Many thanks for raising awareness of this sadly lost voice and remarkable woman.

Greetings from London.

A Cuban In London said...

I forgot to mention something important last night. And it is that again we're in tandem because I have a clip of Mercedes included in my Tuesday's post. The article is not about her per se, it is rather about language but it is one of those 'coincidencese' to which I have long got used in blogland. :-)

Greetings from London.

Judith Mercado said...

Cuban, I look forward to reading your Tuesday post and thereby spending more time with this remarkable woman and her amazing voice.

Sun Singer said...

Amazing, just amazing.

Patricia O'Sullivan said...

Concion con todos reminds me of one of my favorite films, The Mission.

Judith Mercado said...

Malcolm, she is amazing. Hers is one of those unforgettable voices. Her life story is also amazing.

Patti, I love that movie too.

Nevine said...

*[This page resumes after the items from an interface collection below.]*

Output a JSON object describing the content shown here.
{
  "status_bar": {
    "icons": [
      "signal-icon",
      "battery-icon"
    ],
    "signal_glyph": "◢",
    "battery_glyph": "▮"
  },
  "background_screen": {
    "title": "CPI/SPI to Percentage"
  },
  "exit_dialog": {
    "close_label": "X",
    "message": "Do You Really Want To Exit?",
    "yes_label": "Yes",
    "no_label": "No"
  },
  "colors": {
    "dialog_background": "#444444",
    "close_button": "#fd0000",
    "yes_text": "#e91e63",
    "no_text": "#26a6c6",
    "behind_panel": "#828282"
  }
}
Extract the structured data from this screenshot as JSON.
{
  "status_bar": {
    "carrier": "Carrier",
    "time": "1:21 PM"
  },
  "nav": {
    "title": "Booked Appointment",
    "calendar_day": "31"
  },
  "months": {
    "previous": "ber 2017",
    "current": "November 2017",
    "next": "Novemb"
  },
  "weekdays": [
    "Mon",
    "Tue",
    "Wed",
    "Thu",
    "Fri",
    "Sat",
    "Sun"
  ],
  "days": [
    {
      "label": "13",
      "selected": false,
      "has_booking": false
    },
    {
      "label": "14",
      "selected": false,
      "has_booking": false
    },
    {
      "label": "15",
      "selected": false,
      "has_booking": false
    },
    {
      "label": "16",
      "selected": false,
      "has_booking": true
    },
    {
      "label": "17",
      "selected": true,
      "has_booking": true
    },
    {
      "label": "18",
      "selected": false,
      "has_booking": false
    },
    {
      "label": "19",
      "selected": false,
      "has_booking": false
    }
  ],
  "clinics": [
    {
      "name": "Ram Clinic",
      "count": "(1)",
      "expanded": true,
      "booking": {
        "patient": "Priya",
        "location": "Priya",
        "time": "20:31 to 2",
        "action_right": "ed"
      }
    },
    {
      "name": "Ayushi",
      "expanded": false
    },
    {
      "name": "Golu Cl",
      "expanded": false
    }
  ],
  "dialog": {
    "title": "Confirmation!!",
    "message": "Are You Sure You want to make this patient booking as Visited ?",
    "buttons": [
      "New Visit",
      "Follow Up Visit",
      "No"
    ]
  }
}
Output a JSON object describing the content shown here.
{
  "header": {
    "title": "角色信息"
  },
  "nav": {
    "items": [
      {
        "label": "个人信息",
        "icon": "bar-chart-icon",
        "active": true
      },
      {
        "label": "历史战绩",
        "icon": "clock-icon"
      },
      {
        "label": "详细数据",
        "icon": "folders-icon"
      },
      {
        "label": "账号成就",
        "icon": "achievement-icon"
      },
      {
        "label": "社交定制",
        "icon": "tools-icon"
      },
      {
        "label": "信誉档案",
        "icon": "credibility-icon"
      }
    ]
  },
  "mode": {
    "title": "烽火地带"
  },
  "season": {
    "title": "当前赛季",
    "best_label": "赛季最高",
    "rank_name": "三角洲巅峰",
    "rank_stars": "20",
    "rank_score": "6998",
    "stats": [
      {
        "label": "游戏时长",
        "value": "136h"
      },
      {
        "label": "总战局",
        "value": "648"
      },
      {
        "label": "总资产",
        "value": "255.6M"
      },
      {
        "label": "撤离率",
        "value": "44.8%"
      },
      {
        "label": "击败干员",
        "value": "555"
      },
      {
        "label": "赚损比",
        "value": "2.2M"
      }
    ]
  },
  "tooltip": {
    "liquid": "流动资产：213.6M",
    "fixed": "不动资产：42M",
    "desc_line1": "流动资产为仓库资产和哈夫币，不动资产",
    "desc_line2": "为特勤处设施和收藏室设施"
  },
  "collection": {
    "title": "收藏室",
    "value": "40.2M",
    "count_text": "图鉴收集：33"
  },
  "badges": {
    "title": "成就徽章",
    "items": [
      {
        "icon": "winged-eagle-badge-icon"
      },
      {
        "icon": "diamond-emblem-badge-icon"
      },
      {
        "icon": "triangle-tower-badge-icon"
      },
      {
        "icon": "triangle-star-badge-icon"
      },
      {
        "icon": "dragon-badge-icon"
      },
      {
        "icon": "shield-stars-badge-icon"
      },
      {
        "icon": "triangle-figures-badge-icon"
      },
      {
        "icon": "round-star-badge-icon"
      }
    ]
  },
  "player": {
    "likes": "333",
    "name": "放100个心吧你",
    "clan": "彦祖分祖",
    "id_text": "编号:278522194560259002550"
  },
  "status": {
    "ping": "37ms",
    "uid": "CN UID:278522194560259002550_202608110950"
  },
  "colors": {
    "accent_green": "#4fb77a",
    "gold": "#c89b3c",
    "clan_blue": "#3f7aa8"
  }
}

I've always loved "Gracias a la vida", so I have to say that of the three, it is my favorite. One thing that I noticed about Sosa's performing style, though, is that she seems to be in another realm when she sings. She seems to sing with alert senses and with a deep love for what she is doing. Her performance in the clip of "Gracias a la vida" with Joan Baez is just captivating. There is no doubt that we are influenced by the events in our lives, and there is no doubt that Sosa's deep appreciation for her own music comes from a life truly experienced.

Thank you for sharing a piece of your life with us through the music of your life, Judith.

Nevine

Judith Mercado said...

Nevine, why am I not surprised you were already a Mercedes Sosa fan? I'm glad she resonates with you as well.

wcloister said...

Very beautiful offering for a very delicate soul. I agree with Nevine. Mercedes Sosa singing style is full of truthfulness.

She is The Cicada herself.

My last post was sparkled by one of my favorite songs of hers: "Todo Cambia". A life changing song for me, one not to take lightly.

Cheers from the North Pole.

Chennifer said...

very good post - I hadn't read it before. Yes, the junta started a war as their last hope to gain some popularity - but so did Thatcher. People often forget that she wanted - and needed - the war too.

The story of Sosa id a great one.

Have you read The Little School by Alicia Partnoy? I highly recommend it.

Gracias por visitar mi blog!

Judith Mercado said...

Chennifer, I will look for The Little School by Alicia Partnoy. Thanks for taking the time to read my blog and then comment on it. Much appreciated.